# [WHAT YOU ARE ASKED TO DO]
Find every line in the listing below that includes the word "unit", then give only how many there are.

# [SUPPLIED DATA]
Segment Open

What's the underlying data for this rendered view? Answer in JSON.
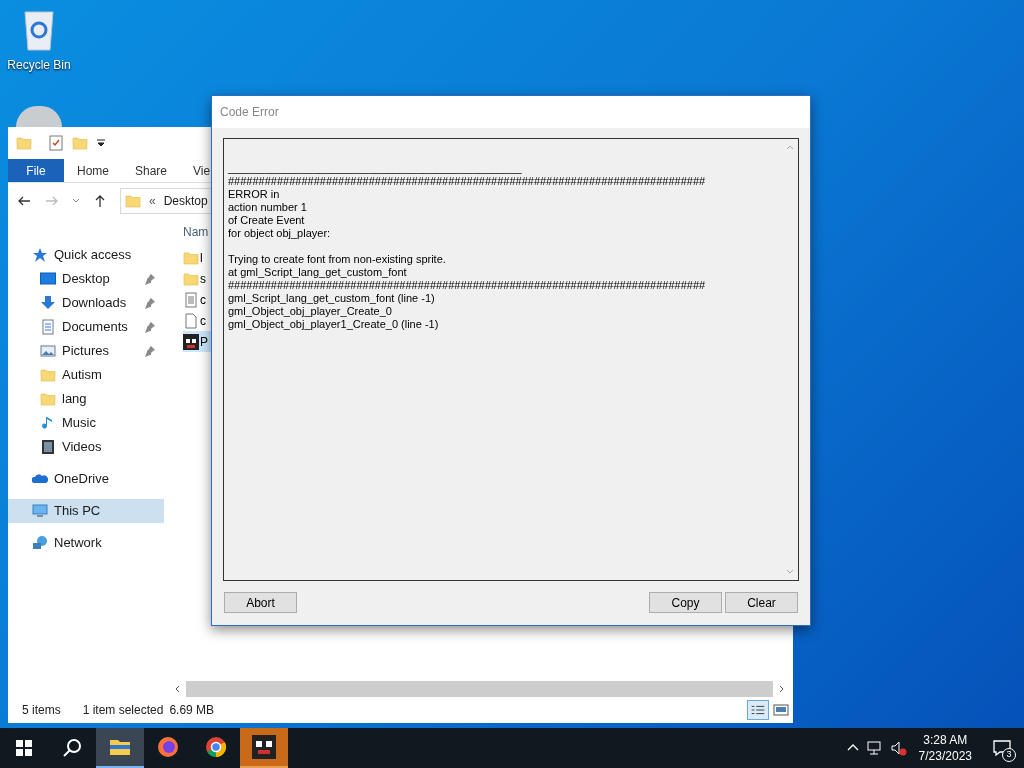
{
  "desktop": {
    "icons": [
      {
        "label": "Recycle Bin"
      }
    ]
  },
  "explorer": {
    "ribbon_tabs": [
      {
        "label": "File",
        "selected": true
      },
      {
        "label": "Home",
        "selected": false
      },
      {
        "label": "Share",
        "selected": false
      },
      {
        "label": "Vie",
        "selected": false
      }
    ],
    "address": {
      "prefix": "«",
      "path": "Desktop"
    },
    "column_header": "Nam",
    "nav": [
      {
        "label": "Quick access",
        "kind": "star",
        "selected": false,
        "children": [
          {
            "label": "Desktop",
            "kind": "desktop",
            "pinned": true,
            "selected": false
          },
          {
            "label": "Downloads",
            "kind": "download",
            "pinned": true,
            "selected": false
          },
          {
            "label": "Documents",
            "kind": "document",
            "pinned": true,
            "selected": false
          },
          {
            "label": "Pictures",
            "kind": "picture",
            "pinned": true,
            "selected": false
          },
          {
            "label": "Autism",
            "kind": "folder",
            "pinned": false,
            "selected": false
          },
          {
            "label": "lang",
            "kind": "folder",
            "pinned": false,
            "selected": false
          },
          {
            "label": "Music",
            "kind": "music",
            "pinned": false,
            "selected": false
          },
          {
            "label": "Videos",
            "kind": "video",
            "pinned": false,
            "selected": false
          }
        ]
      },
      {
        "label": "OneDrive",
        "kind": "cloud",
        "selected": false
      },
      {
        "label": "This PC",
        "kind": "pc",
        "selected": true
      },
      {
        "label": "Network",
        "kind": "network",
        "selected": false
      }
    ],
    "files": [
      {
        "name": "l",
        "kind": "folder",
        "selected": false
      },
      {
        "name": "s",
        "kind": "folder",
        "selected": false
      },
      {
        "name": "c",
        "kind": "text",
        "selected": false
      },
      {
        "name": "c",
        "kind": "blank",
        "selected": false
      },
      {
        "name": "P",
        "kind": "game",
        "selected": true
      }
    ],
    "status_bar": {
      "count": "5 items",
      "selection": "1 item selected",
      "size": "6.69 MB"
    }
  },
  "dialog": {
    "title": "Code Error",
    "blocks": [
      [
        "________________________________________________",
        "##############################################################################",
        "ERROR in",
        "action number 1",
        "of Create Event",
        "for object obj_player:"
      ],
      [
        "Trying to create font from non-existing sprite.",
        "at gml_Script_lang_get_custom_font",
        "##############################################################################",
        "gml_Script_lang_get_custom_font (line -1)",
        "gml_Object_obj_player_Create_0",
        "gml_Object_obj_player1_Create_0 (line -1)"
      ]
    ],
    "left_buttons": [
      "Abort"
    ],
    "right_buttons": [
      "Copy",
      "Clear"
    ]
  },
  "taskbar": {
    "apps": [
      {
        "kind": "explorer",
        "active": true,
        "running": false
      },
      {
        "kind": "firefox",
        "active": false,
        "running": false
      },
      {
        "kind": "chrome",
        "active": false,
        "running": false
      },
      {
        "kind": "game",
        "active": false,
        "running": true
      }
    ],
    "time": "3:28 AM",
    "date": "7/23/2023",
    "notifications": "3"
  }
}
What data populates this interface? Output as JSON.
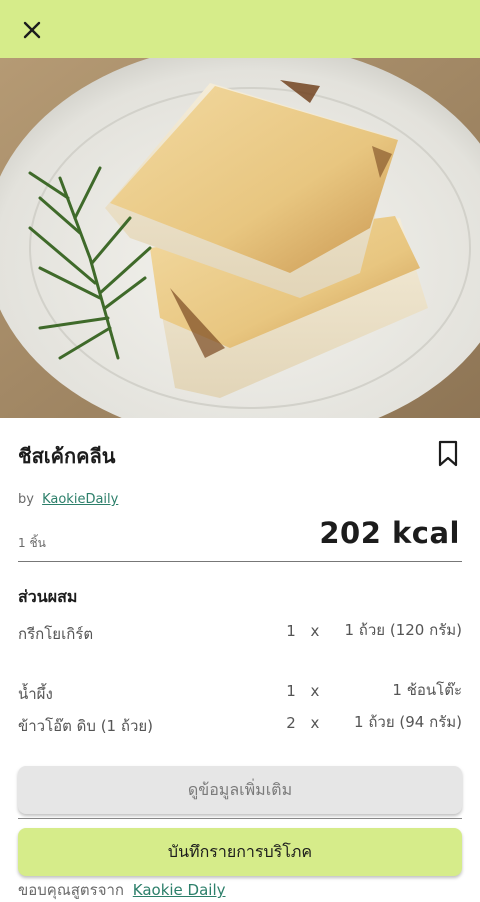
{
  "recipe": {
    "title": "ชีสเค้กคลีน",
    "by_label": "by",
    "author": "KaokieDaily",
    "portion": "1 ชิ้น",
    "kcal": "202 kcal"
  },
  "ingredients": {
    "title": "ส่วนผสม",
    "items": [
      {
        "name": "กรีกโยเกิร์ต",
        "qty": "1",
        "x": "x",
        "unit": "1 ถ้วย (120 กรัม)"
      },
      {
        "name": "น้ำผึ้ง",
        "qty": "1",
        "x": "x",
        "unit": "1 ช้อนโต๊ะ"
      },
      {
        "name": "ข้าวโอ๊ต ดิบ (1 ถ้วย)",
        "qty": "2",
        "x": "x",
        "unit": "1 ถ้วย (94 กรัม)"
      }
    ]
  },
  "actions": {
    "more_label": "ดูข้อมูลเพิ่มเติม",
    "save_label": "บันทึกรายการบริโภค"
  },
  "credit": {
    "prefix": "ขอบคุณสูตรจาก",
    "link": "Kaokie Daily"
  },
  "icons": {
    "close": "close-icon",
    "bookmark": "bookmark-icon"
  },
  "colors": {
    "accent": "#d6ec8a",
    "link": "#2c7f6a"
  }
}
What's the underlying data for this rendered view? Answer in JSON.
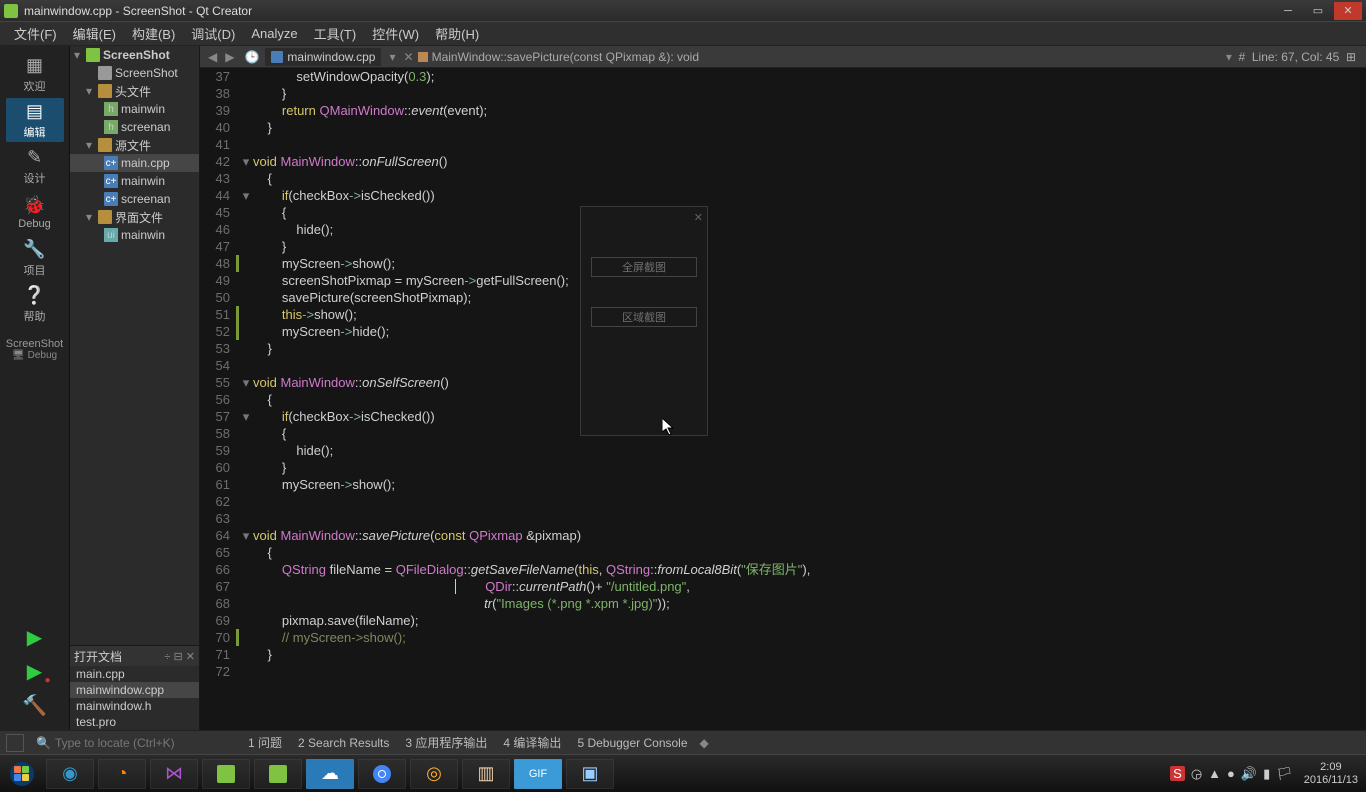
{
  "window": {
    "title": "mainwindow.cpp - ScreenShot - Qt Creator"
  },
  "menu": [
    "文件(F)",
    "编辑(E)",
    "构建(B)",
    "调试(D)",
    "Analyze",
    "工具(T)",
    "控件(W)",
    "帮助(H)"
  ],
  "modes": {
    "welcome": "欢迎",
    "edit": "编辑",
    "design": "设计",
    "debug": "Debug",
    "project": "项目",
    "help": "帮助"
  },
  "kit": {
    "name": "ScreenShot",
    "config": "Debug"
  },
  "tree": {
    "root": "ScreenShot",
    "pro": "ScreenShot",
    "headers": "头文件",
    "h1": "mainwin",
    "h2": "screenan",
    "sources": "源文件",
    "s1": "main.cpp",
    "s2": "mainwin",
    "s3": "screenan",
    "forms": "界面文件",
    "f1": "mainwin"
  },
  "opendocs": {
    "title": "打开文档",
    "d1": "main.cpp",
    "d2": "mainwindow.cpp",
    "d3": "mainwindow.h",
    "d4": "test.pro"
  },
  "editor": {
    "tab": "mainwindow.cpp",
    "crumb": "MainWindow::savePicture(const QPixmap &): void",
    "pos": "Line: 67, Col: 45"
  },
  "bottom": {
    "locate": "Type to locate (Ctrl+K)",
    "t1": "1  问题",
    "t2": "2  Search Results",
    "t3": "3  应用程序输出",
    "t4": "4  编译输出",
    "t5": "5  Debugger Console"
  },
  "ghost": {
    "b1": "全屏截图",
    "b2": "区域截图"
  },
  "tray": {
    "time": "2:09",
    "date": "2016/11/13",
    "ime": "S"
  }
}
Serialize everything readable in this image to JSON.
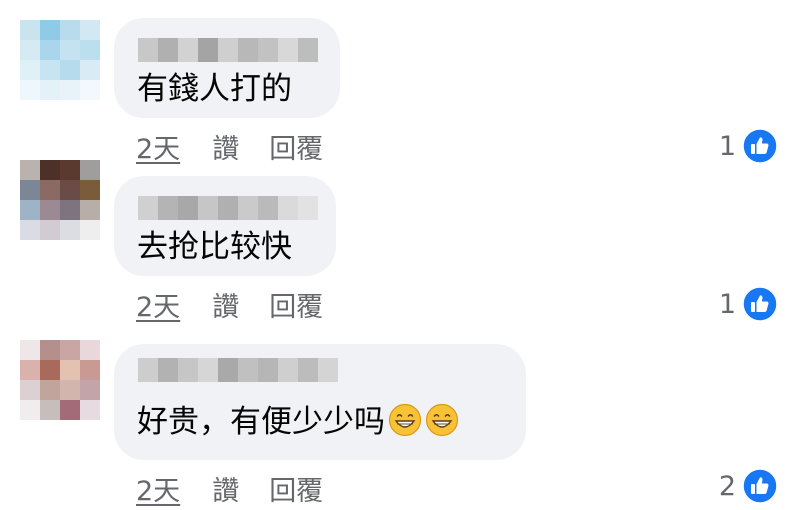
{
  "comments": [
    {
      "text": "有錢人打的",
      "time": "2天",
      "like_label": "讚",
      "reply_label": "回覆",
      "reaction_count": "1",
      "reaction_icon": "thumbs-up-icon",
      "emoji": []
    },
    {
      "text": "去抢比较快",
      "time": "2天",
      "like_label": "讚",
      "reply_label": "回覆",
      "reaction_count": "1",
      "reaction_icon": "thumbs-up-icon",
      "emoji": []
    },
    {
      "text": "好贵，有便少少吗",
      "time": "2天",
      "like_label": "讚",
      "reply_label": "回覆",
      "reaction_count": "2",
      "reaction_icon": "thumbs-up-icon",
      "emoji": [
        "grinning-face-emoji",
        "grinning-face-emoji"
      ]
    }
  ],
  "colors": {
    "bubble_bg": "#f0f2f5",
    "meta_text": "#65676b",
    "like_blue": "#1877f2"
  }
}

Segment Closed

# [WRITTEN ANSWER]
3